Linguist Simon Kirby of the University of Edinburgh in the United Kingdom, who is also using computer-generated languages to study learnability, isn't surprised. "That's what's special about language as opposed to any other system of communication; you can understand it because it's made up of interchangeable parts," he says. He believes that our brains are designed to put these parts into categories.
Kirby, whose results were also presented at the meeting, explored how language evolves to become easier to learn. Kirby gave his volunteers long lists of random syllables and told them they were words that described pictures. The experience is not like learning a real language, Kirby says: because they're entirely random, those words are "incredibly hard" to remember.

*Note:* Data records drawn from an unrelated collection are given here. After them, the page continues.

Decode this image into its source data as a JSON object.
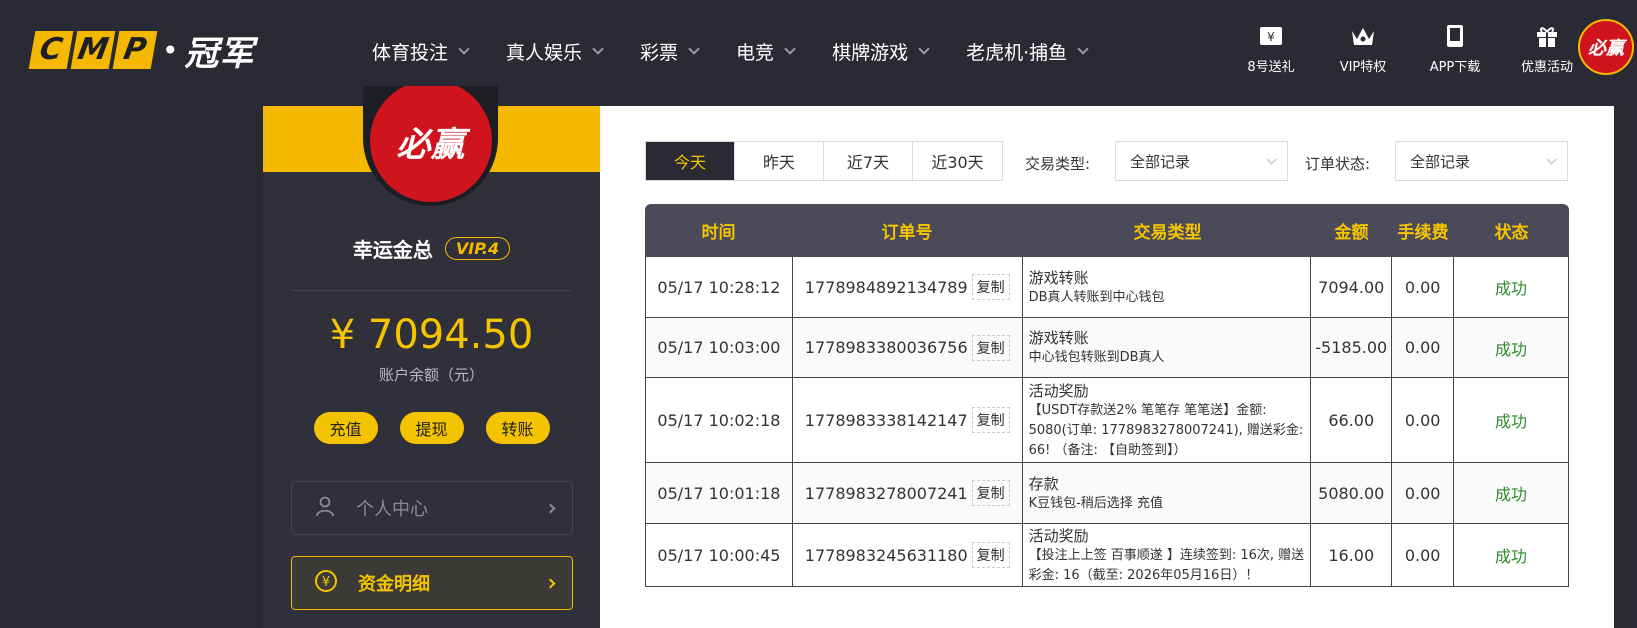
{
  "brand": {
    "letters": [
      "C",
      "M",
      "P"
    ],
    "name": "冠军"
  },
  "nav": [
    {
      "label": "体育投注"
    },
    {
      "label": "真人娱乐"
    },
    {
      "label": "彩票"
    },
    {
      "label": "电竞"
    },
    {
      "label": "棋牌游戏"
    },
    {
      "label": "老虎机·捕鱼"
    }
  ],
  "right_nav": [
    {
      "label": "8号送礼",
      "icon": "ticket-icon"
    },
    {
      "label": "VIP特权",
      "icon": "crown-icon"
    },
    {
      "label": "APP下载",
      "icon": "phone-icon"
    },
    {
      "label": "优惠活动",
      "icon": "gift-icon"
    }
  ],
  "avatar_text": "必赢",
  "sidebar": {
    "username": "幸运金总",
    "vip": "VIP.4",
    "balance": "¥ 7094.50",
    "balance_label": "账户余额（元）",
    "actions": [
      "充值",
      "提现",
      "转账"
    ],
    "menu": [
      {
        "label": "个人中心",
        "icon": "user-icon"
      },
      {
        "label": "资金明细",
        "icon": "yen-coin-icon"
      }
    ]
  },
  "filters": {
    "tabs": [
      "今天",
      "昨天",
      "近7天",
      "近30天"
    ],
    "active_tab": "今天",
    "type_label": "交易类型:",
    "type_value": "全部记录",
    "status_label": "订单状态:",
    "status_value": "全部记录"
  },
  "table": {
    "headers": [
      "时间",
      "订单号",
      "交易类型",
      "金额",
      "手续费",
      "状态"
    ],
    "copy_label": "复制",
    "rows": [
      {
        "time": "05/17 10:28:12",
        "order": "1778984892134789",
        "type": "游戏转账",
        "desc": "DB真人转账到中心钱包",
        "amount": "7094.00",
        "fee": "0.00",
        "status": "成功"
      },
      {
        "time": "05/17 10:03:00",
        "order": "1778983380036756",
        "type": "游戏转账",
        "desc": "中心钱包转账到DB真人",
        "amount": "-5185.00",
        "fee": "0.00",
        "status": "成功"
      },
      {
        "time": "05/17 10:02:18",
        "order": "1778983338142147",
        "type": "活动奖励",
        "desc": "【USDT存款送2% 笔笔存 笔笔送】金额: 5080(订单: 1778983278007241), 赠送彩金: 66! （备注: 【自助签到】）",
        "amount": "66.00",
        "fee": "0.00",
        "status": "成功"
      },
      {
        "time": "05/17 10:01:18",
        "order": "1778983278007241",
        "type": "存款",
        "desc": "K豆钱包-稍后选择 充值",
        "amount": "5080.00",
        "fee": "0.00",
        "status": "成功"
      },
      {
        "time": "05/17 10:00:45",
        "order": "1778983245631180",
        "type": "活动奖励",
        "desc": "【投注上上签 百事顺遂 】连续签到: 16次, 赠送彩金: 16（截至: 2026年05月16日）！",
        "amount": "16.00",
        "fee": "0.00",
        "status": "成功"
      }
    ]
  },
  "colors": {
    "accent": "#f5c400",
    "dark": "#2a2a34",
    "success": "#2e8b2e",
    "brand_red": "#d0141e"
  }
}
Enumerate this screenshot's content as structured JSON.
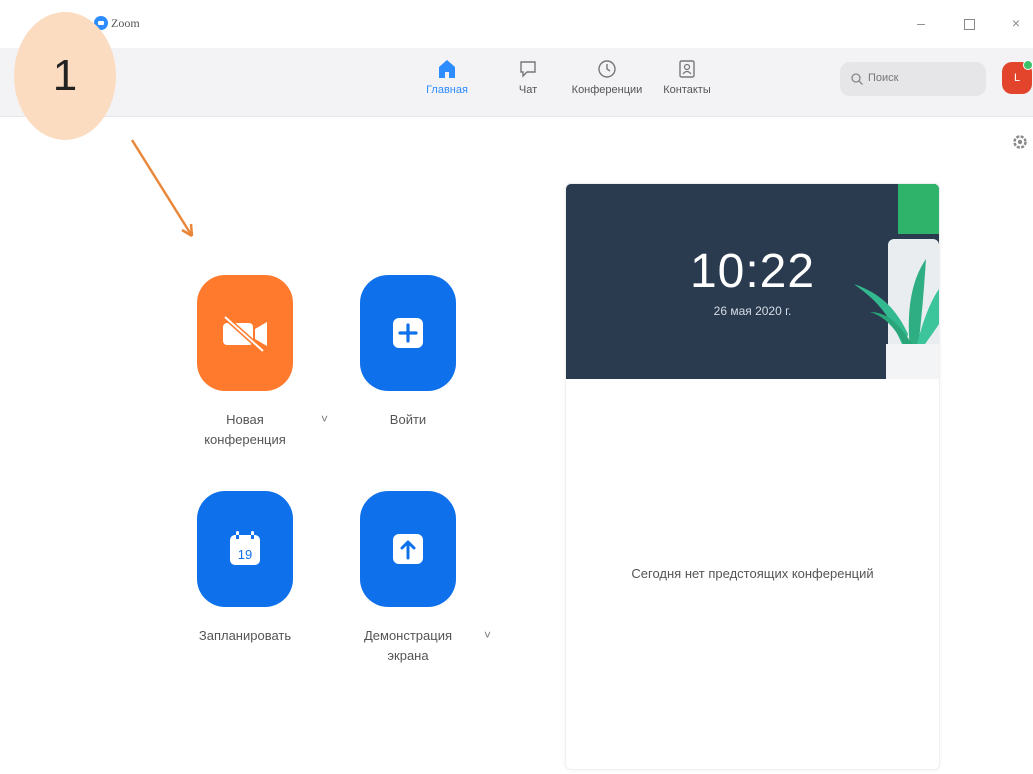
{
  "window": {
    "title": "Zoom",
    "minimize_glyph": "–",
    "close_glyph": "×"
  },
  "annotation": {
    "step_number": "1"
  },
  "nav": {
    "items": [
      {
        "label": "Главная",
        "icon": "home-icon",
        "active": true
      },
      {
        "label": "Чат",
        "icon": "chat-icon",
        "active": false
      },
      {
        "label": "Конференции",
        "icon": "clock-icon",
        "active": false
      },
      {
        "label": "Контакты",
        "icon": "contacts-icon",
        "active": false
      }
    ]
  },
  "search": {
    "placeholder": "Поиск"
  },
  "avatar": {
    "initial": "L",
    "status_color": "#3cc36a"
  },
  "actions": {
    "new_meeting_label_line1": "Новая",
    "new_meeting_label_line2": "конференция",
    "join_label": "Войти",
    "schedule_label": "Запланировать",
    "schedule_icon_day": "19",
    "share_label_line1": "Демонстрация",
    "share_label_line2": "экрана",
    "dropdown_glyph": "˅"
  },
  "colors": {
    "accent_blue": "#0e71eb",
    "accent_orange": "#ff7a2d",
    "nav_active": "#2d8cff"
  },
  "upcoming": {
    "time": "10:22",
    "date": "26 мая 2020 г.",
    "empty_message": "Сегодня нет предстоящих конференций"
  }
}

But it got easier: By testing the volunteers on the new language and incorporating their answers into a slightly modified language for the next group, they found that words started to emerge that put the objects into categories. For example, the volunteers created words or sounds within words that indicated an objects' color or its shape: words ending in a "k" sound, for example, might be red. The human brain, Kirby concludes, prefers to categorize things and does this by making arbitrary language more systematic.
Kirby and Monaghan see this as evidence that learnability is selected for through a process much like natural selection. "You make mistakes, but those mistakes aren't random," Kirby says. They modify the language slightly, making it "easier for next person to learn."
Reardon, Sara. 2011. "Calculating the Language of Babel". Science Magazine. Posted: September 23, 2011. Available online: http://news.sciencemag.org/sciencenow/2011/09/calculating-the-language-of-babe.html